Work task: Look through the lines below for the word "JavaScript", and copy every line that has it.

Items listed in a dataset:

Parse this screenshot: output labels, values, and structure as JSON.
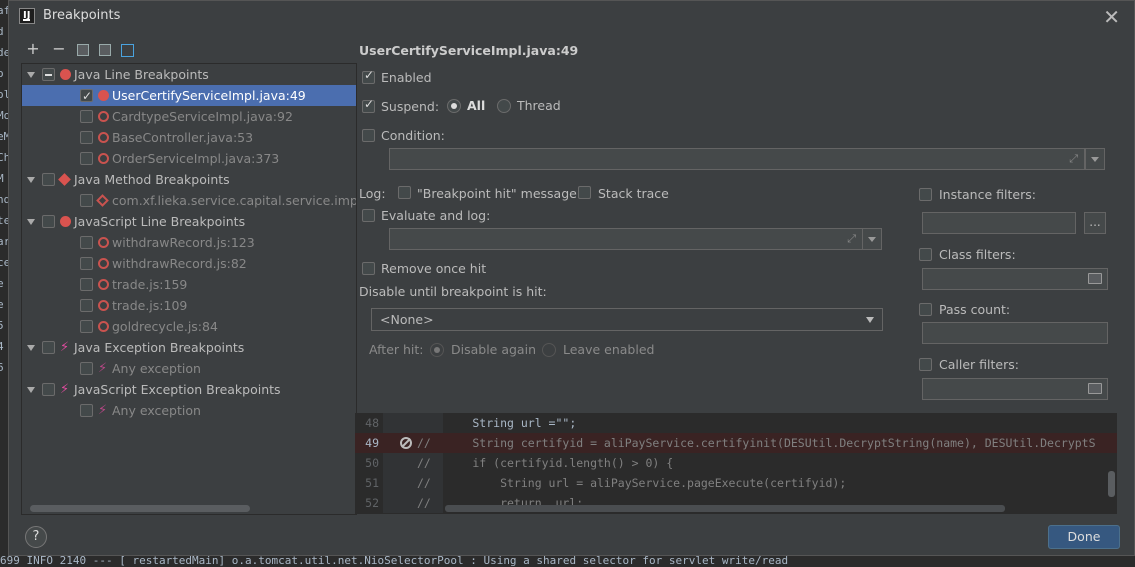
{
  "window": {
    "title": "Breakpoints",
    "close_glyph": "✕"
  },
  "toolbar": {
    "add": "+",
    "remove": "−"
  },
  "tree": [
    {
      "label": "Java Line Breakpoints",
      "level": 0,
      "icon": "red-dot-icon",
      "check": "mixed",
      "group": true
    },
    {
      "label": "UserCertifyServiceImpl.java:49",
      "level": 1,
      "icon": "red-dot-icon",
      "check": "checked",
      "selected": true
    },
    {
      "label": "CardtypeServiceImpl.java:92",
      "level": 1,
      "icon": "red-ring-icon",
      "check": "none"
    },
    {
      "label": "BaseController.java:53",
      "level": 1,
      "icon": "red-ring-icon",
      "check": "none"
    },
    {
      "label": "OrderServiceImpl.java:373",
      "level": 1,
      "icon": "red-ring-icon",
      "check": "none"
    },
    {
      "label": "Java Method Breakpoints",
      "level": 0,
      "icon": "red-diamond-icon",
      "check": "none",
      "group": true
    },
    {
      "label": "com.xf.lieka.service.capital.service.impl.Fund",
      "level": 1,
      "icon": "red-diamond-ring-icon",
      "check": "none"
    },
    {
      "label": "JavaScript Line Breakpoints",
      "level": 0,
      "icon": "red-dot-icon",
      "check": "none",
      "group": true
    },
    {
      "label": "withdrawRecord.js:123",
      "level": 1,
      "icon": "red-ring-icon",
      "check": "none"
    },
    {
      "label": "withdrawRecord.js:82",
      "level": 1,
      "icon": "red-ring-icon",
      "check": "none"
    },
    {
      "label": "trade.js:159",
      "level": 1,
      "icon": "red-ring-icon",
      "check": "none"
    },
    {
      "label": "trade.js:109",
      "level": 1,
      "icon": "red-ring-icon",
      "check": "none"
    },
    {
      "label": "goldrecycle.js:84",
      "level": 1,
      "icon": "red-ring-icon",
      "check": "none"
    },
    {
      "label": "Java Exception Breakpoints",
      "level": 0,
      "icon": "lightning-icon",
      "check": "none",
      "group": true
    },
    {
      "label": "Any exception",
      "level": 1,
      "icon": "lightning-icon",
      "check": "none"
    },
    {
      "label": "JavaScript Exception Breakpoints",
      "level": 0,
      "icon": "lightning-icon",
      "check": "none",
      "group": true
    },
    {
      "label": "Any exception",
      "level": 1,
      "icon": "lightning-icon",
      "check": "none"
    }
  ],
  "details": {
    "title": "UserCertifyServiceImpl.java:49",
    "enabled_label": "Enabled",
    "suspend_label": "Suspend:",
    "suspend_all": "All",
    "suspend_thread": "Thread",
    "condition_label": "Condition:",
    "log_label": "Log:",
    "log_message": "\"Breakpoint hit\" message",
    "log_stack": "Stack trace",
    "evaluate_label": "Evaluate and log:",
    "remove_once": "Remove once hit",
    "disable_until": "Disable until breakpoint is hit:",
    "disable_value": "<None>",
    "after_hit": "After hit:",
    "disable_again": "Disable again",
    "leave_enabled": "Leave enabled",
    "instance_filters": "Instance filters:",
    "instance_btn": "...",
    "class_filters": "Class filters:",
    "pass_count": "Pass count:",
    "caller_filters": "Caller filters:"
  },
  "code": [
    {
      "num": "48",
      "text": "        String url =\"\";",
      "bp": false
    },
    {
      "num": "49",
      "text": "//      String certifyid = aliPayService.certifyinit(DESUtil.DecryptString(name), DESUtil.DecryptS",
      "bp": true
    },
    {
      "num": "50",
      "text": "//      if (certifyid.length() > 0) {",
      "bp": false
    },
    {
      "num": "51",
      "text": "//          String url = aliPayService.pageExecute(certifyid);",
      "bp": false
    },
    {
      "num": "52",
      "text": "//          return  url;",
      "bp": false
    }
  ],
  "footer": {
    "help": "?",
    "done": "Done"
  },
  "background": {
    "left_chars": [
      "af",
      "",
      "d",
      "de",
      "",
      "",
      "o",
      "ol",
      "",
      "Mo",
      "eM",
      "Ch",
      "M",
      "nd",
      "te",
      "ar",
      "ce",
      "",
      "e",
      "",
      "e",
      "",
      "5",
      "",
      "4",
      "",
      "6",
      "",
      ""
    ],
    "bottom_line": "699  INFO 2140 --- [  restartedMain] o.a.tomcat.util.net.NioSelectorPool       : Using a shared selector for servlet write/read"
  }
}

Answer area:
      "label": "JavaScript Line Breakpoints",
      "label": "JavaScript Exception Breakpoints",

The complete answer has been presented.